> **AIM OF THE TASK**
Copy down every line of the data that follows exactly. Omit the pictures.

┌────────

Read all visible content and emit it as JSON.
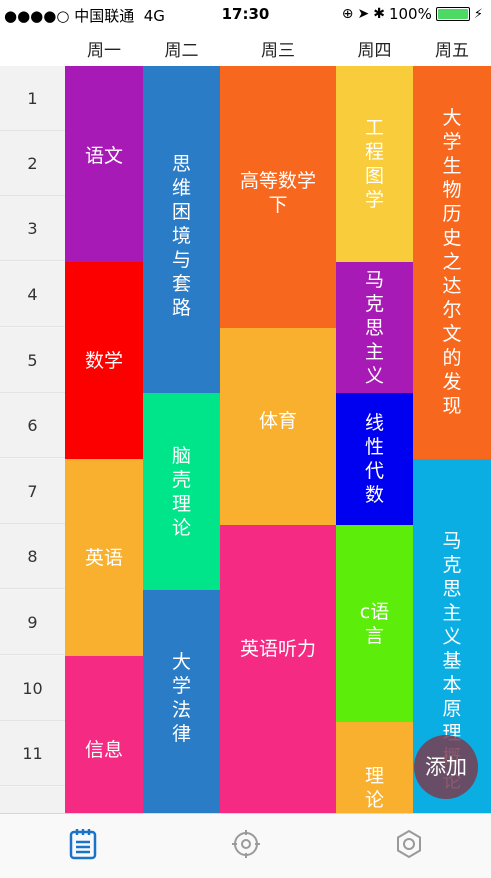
{
  "status": {
    "carrier": "●●●●○ 中国联通",
    "network": "4G",
    "time": "17:30",
    "battery": "100%"
  },
  "days": [
    "周一",
    "周二",
    "周三",
    "周四",
    "周五"
  ],
  "periods": [
    "1",
    "2",
    "3",
    "4",
    "5",
    "6",
    "7",
    "8",
    "9",
    "10",
    "11"
  ],
  "courses": {
    "c1": "语文",
    "c2": "数学",
    "c3": "英语",
    "c4": "信息",
    "c5": "思维困境与套路",
    "c6": "脑壳理论",
    "c7": "大学法律",
    "c8": "高等数学下",
    "c9": "体育",
    "c10": "英语听力",
    "c11": "工程图学",
    "c12": "马克思主义",
    "c13": "线性代数",
    "c14": "c语言",
    "c15": "理论",
    "c16": "大学生物历史之达尔文的发现",
    "c17": "马克思主义基本原理概论"
  },
  "fab_label": "添加",
  "tabs": [
    "schedule-icon",
    "explore-icon",
    "settings-icon"
  ],
  "colors": {
    "accent": "#1a73c8"
  }
}
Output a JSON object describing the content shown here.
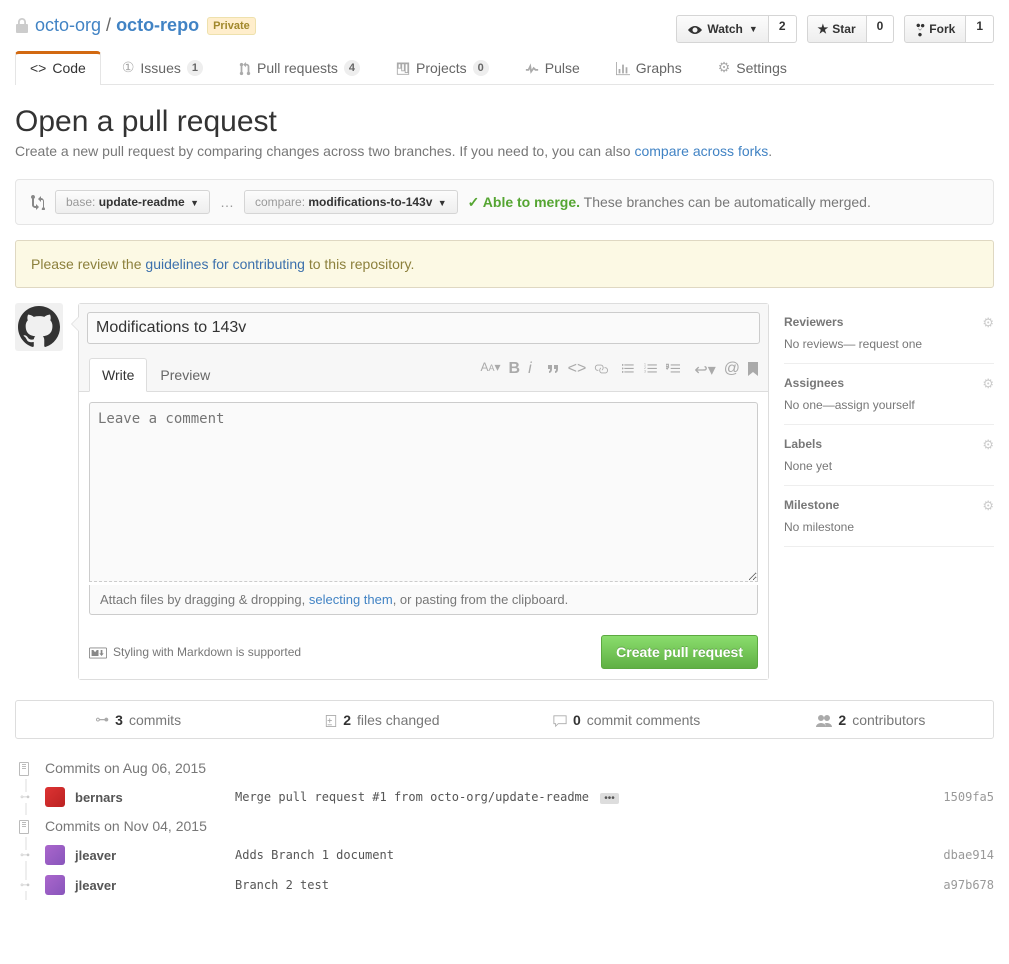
{
  "repo": {
    "org": "octo-org",
    "name": "octo-repo",
    "privacy": "Private"
  },
  "actions": {
    "watch": {
      "label": "Watch",
      "count": "2"
    },
    "star": {
      "label": "Star",
      "count": "0"
    },
    "fork": {
      "label": "Fork",
      "count": "1"
    }
  },
  "nav": {
    "code": "Code",
    "issues": {
      "label": "Issues",
      "count": "1"
    },
    "pulls": {
      "label": "Pull requests",
      "count": "4"
    },
    "projects": {
      "label": "Projects",
      "count": "0"
    },
    "pulse": "Pulse",
    "graphs": "Graphs",
    "settings": "Settings"
  },
  "page": {
    "title": "Open a pull request",
    "subtitle_pre": "Create a new pull request by comparing changes across two branches. If you need to, you can also ",
    "subtitle_link": "compare across forks",
    "subtitle_post": "."
  },
  "range": {
    "base_label": "base:",
    "base_val": "update-readme",
    "compare_label": "compare:",
    "compare_val": "modifications-to-143v",
    "ok": "Able to merge.",
    "msg": "These branches can be automatically merged."
  },
  "flash": {
    "pre": "Please review the ",
    "link": "guidelines for contributing",
    "post": " to this repository."
  },
  "form": {
    "title_value": "Modifications to 143v",
    "tab_write": "Write",
    "tab_preview": "Preview",
    "placeholder": "Leave a comment",
    "drag_pre": "Attach files by dragging & dropping, ",
    "drag_link": "selecting them",
    "drag_post": ", or pasting from the clipboard.",
    "md_hint": "Styling with Markdown is supported",
    "submit": "Create pull request"
  },
  "sidebar": {
    "reviewers": {
      "title": "Reviewers",
      "text": "No reviews— request one"
    },
    "assignees": {
      "title": "Assignees",
      "text": "No one—assign yourself"
    },
    "labels": {
      "title": "Labels",
      "text": "None yet"
    },
    "milestone": {
      "title": "Milestone",
      "text": "No milestone"
    }
  },
  "stats": {
    "commits": {
      "n": "3",
      "label": " commits"
    },
    "files": {
      "n": "2",
      "label": " files changed"
    },
    "comments": {
      "n": "0",
      "label": " commit comments"
    },
    "contribs": {
      "n": "2",
      "label": " contributors"
    }
  },
  "commit_groups": [
    {
      "title": "Commits on Aug 06, 2015",
      "commits": [
        {
          "author": "bernars",
          "avatar": "b",
          "msg": "Merge pull request #1 from octo-org/update-readme",
          "ellipsis": true,
          "sha": "1509fa5"
        }
      ]
    },
    {
      "title": "Commits on Nov 04, 2015",
      "commits": [
        {
          "author": "jleaver",
          "avatar": "j",
          "msg": "Adds Branch 1 document",
          "sha": "dbae914"
        },
        {
          "author": "jleaver",
          "avatar": "j",
          "msg": "Branch 2 test",
          "sha": "a97b678"
        }
      ]
    }
  ]
}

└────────

> **RESULT BELOW**
Read all visible content and emit it as JSON.
{
  "status": {
    "carrier": "●●●●○ 中国联通",
    "network": "4G",
    "time": "17:30",
    "battery": "100%"
  },
  "days": [
    "周一",
    "周二",
    "周三",
    "周四",
    "周五"
  ],
  "periods": [
    "1",
    "2",
    "3",
    "4",
    "5",
    "6",
    "7",
    "8",
    "9",
    "10",
    "11"
  ],
  "courses": {
    "c1": "语文",
    "c2": "数学",
    "c3": "英语",
    "c4": "信息",
    "c5": "思维困境与套路",
    "c6": "脑壳理论",
    "c7": "大学法律",
    "c8": "高等数学下",
    "c9": "体育",
    "c10": "英语听力",
    "c11": "工程图学",
    "c12": "马克思主义",
    "c13": "线性代数",
    "c14": "c语言",
    "c15": "理论",
    "c16": "大学生物历史之达尔文的发现",
    "c17": "马克思主义基本原理概论"
  },
  "fab_label": "添加",
  "tabs": [
    "schedule-icon",
    "explore-icon",
    "settings-icon"
  ],
  "colors": {
    "accent": "#1a73c8"
  }
}
Output a JSON object describing the content shown here.
{
  "repo": {
    "org": "octo-org",
    "name": "octo-repo",
    "privacy": "Private"
  },
  "actions": {
    "watch": {
      "label": "Watch",
      "count": "2"
    },
    "star": {
      "label": "Star",
      "count": "0"
    },
    "fork": {
      "label": "Fork",
      "count": "1"
    }
  },
  "nav": {
    "code": "Code",
    "issues": {
      "label": "Issues",
      "count": "1"
    },
    "pulls": {
      "label": "Pull requests",
      "count": "4"
    },
    "projects": {
      "label": "Projects",
      "count": "0"
    },
    "pulse": "Pulse",
    "graphs": "Graphs",
    "settings": "Settings"
  },
  "page": {
    "title": "Open a pull request",
    "subtitle_pre": "Create a new pull request by comparing changes across two branches. If you need to, you can also ",
    "subtitle_link": "compare across forks",
    "subtitle_post": "."
  },
  "range": {
    "base_label": "base:",
    "base_val": "update-readme",
    "compare_label": "compare:",
    "compare_val": "modifications-to-143v",
    "ok": "Able to merge.",
    "msg": "These branches can be automatically merged."
  },
  "flash": {
    "pre": "Please review the ",
    "link": "guidelines for contributing",
    "post": " to this repository."
  },
  "form": {
    "title_value": "Modifications to 143v",
    "tab_write": "Write",
    "tab_preview": "Preview",
    "placeholder": "Leave a comment",
    "drag_pre": "Attach files by dragging & dropping, ",
    "drag_link": "selecting them",
    "drag_post": ", or pasting from the clipboard.",
    "md_hint": "Styling with Markdown is supported",
    "submit": "Create pull request"
  },
  "sidebar": {
    "reviewers": {
      "title": "Reviewers",
      "text": "No reviews— request one"
    },
    "assignees": {
      "title": "Assignees",
      "text": "No one—assign yourself"
    },
    "labels": {
      "title": "Labels",
      "text": "None yet"
    },
    "milestone": {
      "title": "Milestone",
      "text": "No milestone"
    }
  },
  "stats": {
    "commits": {
      "n": "3",
      "label": " commits"
    },
    "files": {
      "n": "2",
      "label": " files changed"
    },
    "comments": {
      "n": "0",
      "label": " commit comments"
    },
    "contribs": {
      "n": "2",
      "label": " contributors"
    }
  },
  "commit_groups": [
    {
      "title": "Commits on Aug 06, 2015",
      "commits": [
        {
          "author": "bernars",
          "avatar": "b",
          "msg": "Merge pull request #1 from octo-org/update-readme",
          "ellipsis": true,
          "sha": "1509fa5"
        }
      ]
    },
    {
      "title": "Commits on Nov 04, 2015",
      "commits": [
        {
          "author": "jleaver",
          "avatar": "j",
          "msg": "Adds Branch 1 document",
          "sha": "dbae914"
        },
        {
          "author": "jleaver",
          "avatar": "j",
          "msg": "Branch 2 test",
          "sha": "a97b678"
        }
      ]
    }
  ]
}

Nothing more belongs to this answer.